_Action item:_
Print the listing in full, with no character changed.

_Data in this exercise:_
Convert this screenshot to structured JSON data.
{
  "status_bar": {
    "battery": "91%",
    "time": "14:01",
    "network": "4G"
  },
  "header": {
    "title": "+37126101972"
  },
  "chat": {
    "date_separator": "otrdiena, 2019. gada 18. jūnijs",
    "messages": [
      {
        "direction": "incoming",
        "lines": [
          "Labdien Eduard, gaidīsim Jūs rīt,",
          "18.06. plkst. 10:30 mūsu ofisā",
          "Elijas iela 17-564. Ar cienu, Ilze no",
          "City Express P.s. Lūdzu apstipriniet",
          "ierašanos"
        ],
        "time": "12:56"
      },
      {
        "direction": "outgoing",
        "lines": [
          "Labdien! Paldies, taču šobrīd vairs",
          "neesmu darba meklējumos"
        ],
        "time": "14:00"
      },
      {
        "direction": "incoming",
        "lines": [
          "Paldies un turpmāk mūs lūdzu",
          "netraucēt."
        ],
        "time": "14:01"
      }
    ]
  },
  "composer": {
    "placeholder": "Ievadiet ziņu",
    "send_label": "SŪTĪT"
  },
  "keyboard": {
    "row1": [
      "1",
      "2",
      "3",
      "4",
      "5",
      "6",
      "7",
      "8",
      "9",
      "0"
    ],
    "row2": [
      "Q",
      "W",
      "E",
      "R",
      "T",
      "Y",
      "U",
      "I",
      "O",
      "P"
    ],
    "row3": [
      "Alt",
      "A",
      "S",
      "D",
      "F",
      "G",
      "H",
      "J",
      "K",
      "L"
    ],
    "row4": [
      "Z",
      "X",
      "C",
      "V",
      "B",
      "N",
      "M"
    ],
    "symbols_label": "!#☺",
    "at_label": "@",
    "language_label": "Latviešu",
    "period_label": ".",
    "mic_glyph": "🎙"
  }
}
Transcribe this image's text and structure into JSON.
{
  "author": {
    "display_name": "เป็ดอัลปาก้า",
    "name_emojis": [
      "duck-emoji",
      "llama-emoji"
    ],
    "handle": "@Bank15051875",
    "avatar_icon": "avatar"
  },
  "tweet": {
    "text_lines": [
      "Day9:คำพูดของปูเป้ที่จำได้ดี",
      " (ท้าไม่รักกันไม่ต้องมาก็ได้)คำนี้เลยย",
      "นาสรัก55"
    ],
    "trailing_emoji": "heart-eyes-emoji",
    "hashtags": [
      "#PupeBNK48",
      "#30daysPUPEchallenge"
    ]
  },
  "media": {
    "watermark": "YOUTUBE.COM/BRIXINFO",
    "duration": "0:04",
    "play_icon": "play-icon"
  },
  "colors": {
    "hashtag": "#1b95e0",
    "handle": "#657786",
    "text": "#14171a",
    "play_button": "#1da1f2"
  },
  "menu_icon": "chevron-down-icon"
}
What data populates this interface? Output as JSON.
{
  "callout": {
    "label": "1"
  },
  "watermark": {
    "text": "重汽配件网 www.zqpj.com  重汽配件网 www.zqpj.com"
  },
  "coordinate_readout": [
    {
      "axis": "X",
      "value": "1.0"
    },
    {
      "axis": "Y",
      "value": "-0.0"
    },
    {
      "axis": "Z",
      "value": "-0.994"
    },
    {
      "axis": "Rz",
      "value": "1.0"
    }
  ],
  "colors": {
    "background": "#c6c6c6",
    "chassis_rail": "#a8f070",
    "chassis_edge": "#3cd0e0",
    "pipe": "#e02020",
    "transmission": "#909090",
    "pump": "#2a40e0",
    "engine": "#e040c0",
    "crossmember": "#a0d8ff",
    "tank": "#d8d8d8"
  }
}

_Result of this exercise:_
Convert this screenshot to structured JSON data.
{
  "status_bar": {
    "battery": "91%",
    "time": "14:01",
    "network": "4G"
  },
  "header": {
    "title": "+37126101972"
  },
  "chat": {
    "date_separator": "otrdiena, 2019. gada 18. jūnijs",
    "messages": [
      {
        "direction": "incoming",
        "lines": [
          "Labdien Eduard, gaidīsim Jūs rīt,",
          "18.06. plkst. 10:30 mūsu ofisā",
          "Elijas iela 17-564. Ar cienu, Ilze no",
          "City Express P.s. Lūdzu apstipriniet",
          "ierašanos"
        ],
        "time": "12:56"
      },
      {
        "direction": "outgoing",
        "lines": [
          "Labdien! Paldies, taču šobrīd vairs",
          "neesmu darba meklējumos"
        ],
        "time": "14:00"
      },
      {
        "direction": "incoming",
        "lines": [
          "Paldies un turpmāk mūs lūdzu",
          "netraucēt."
        ],
        "time": "14:01"
      }
    ]
  },
  "composer": {
    "placeholder": "Ievadiet ziņu",
    "send_label": "SŪTĪT"
  },
  "keyboard": {
    "row1": [
      "1",
      "2",
      "3",
      "4",
      "5",
      "6",
      "7",
      "8",
      "9",
      "0"
    ],
    "row2": [
      "Q",
      "W",
      "E",
      "R",
      "T",
      "Y",
      "U",
      "I",
      "O",
      "P"
    ],
    "row3": [
      "Alt",
      "A",
      "S",
      "D",
      "F",
      "G",
      "H",
      "J",
      "K",
      "L"
    ],
    "row4": [
      "Z",
      "X",
      "C",
      "V",
      "B",
      "N",
      "M"
    ],
    "symbols_label": "!#☺",
    "at_label": "@",
    "language_label": "Latviešu",
    "period_label": ".",
    "mic_glyph": "🎙"
  }
}
Transcribe this image's text and structure into JSON.
{
  "author": {
    "display_name": "เป็ดอัลปาก้า",
    "name_emojis": [
      "duck-emoji",
      "llama-emoji"
    ],
    "handle": "@Bank15051875",
    "avatar_icon": "avatar"
  },
  "tweet": {
    "text_lines": [
      "Day9:คำพูดของปูเป้ที่จำได้ดี",
      " (ท้าไม่รักกันไม่ต้องมาก็ได้)คำนี้เลยย",
      "นาสรัก55"
    ],
    "trailing_emoji": "heart-eyes-emoji",
    "hashtags": [
      "#PupeBNK48",
      "#30daysPUPEchallenge"
    ]
  },
  "media": {
    "watermark": "YOUTUBE.COM/BRIXINFO",
    "duration": "0:04",
    "play_icon": "play-icon"
  },
  "colors": {
    "hashtag": "#1b95e0",
    "handle": "#657786",
    "text": "#14171a",
    "play_button": "#1da1f2"
  },
  "menu_icon": "chevron-down-icon"
}
What data populates this interface? Output as JSON.
{
  "callout": {
    "label": "1"
  },
  "watermark": {
    "text": "重汽配件网 www.zqpj.com  重汽配件网 www.zqpj.com"
  },
  "coordinate_readout": [
    {
      "axis": "X",
      "value": "1.0"
    },
    {
      "axis": "Y",
      "value": "-0.0"
    },
    {
      "axis": "Z",
      "value": "-0.994"
    },
    {
      "axis": "Rz",
      "value": "1.0"
    }
  ],
  "colors": {
    "background": "#c6c6c6",
    "chassis_rail": "#a8f070",
    "chassis_edge": "#3cd0e0",
    "pipe": "#e02020",
    "transmission": "#909090",
    "pump": "#2a40e0",
    "engine": "#e040c0",
    "crossmember": "#a0d8ff",
    "tank": "#d8d8d8"
  }
}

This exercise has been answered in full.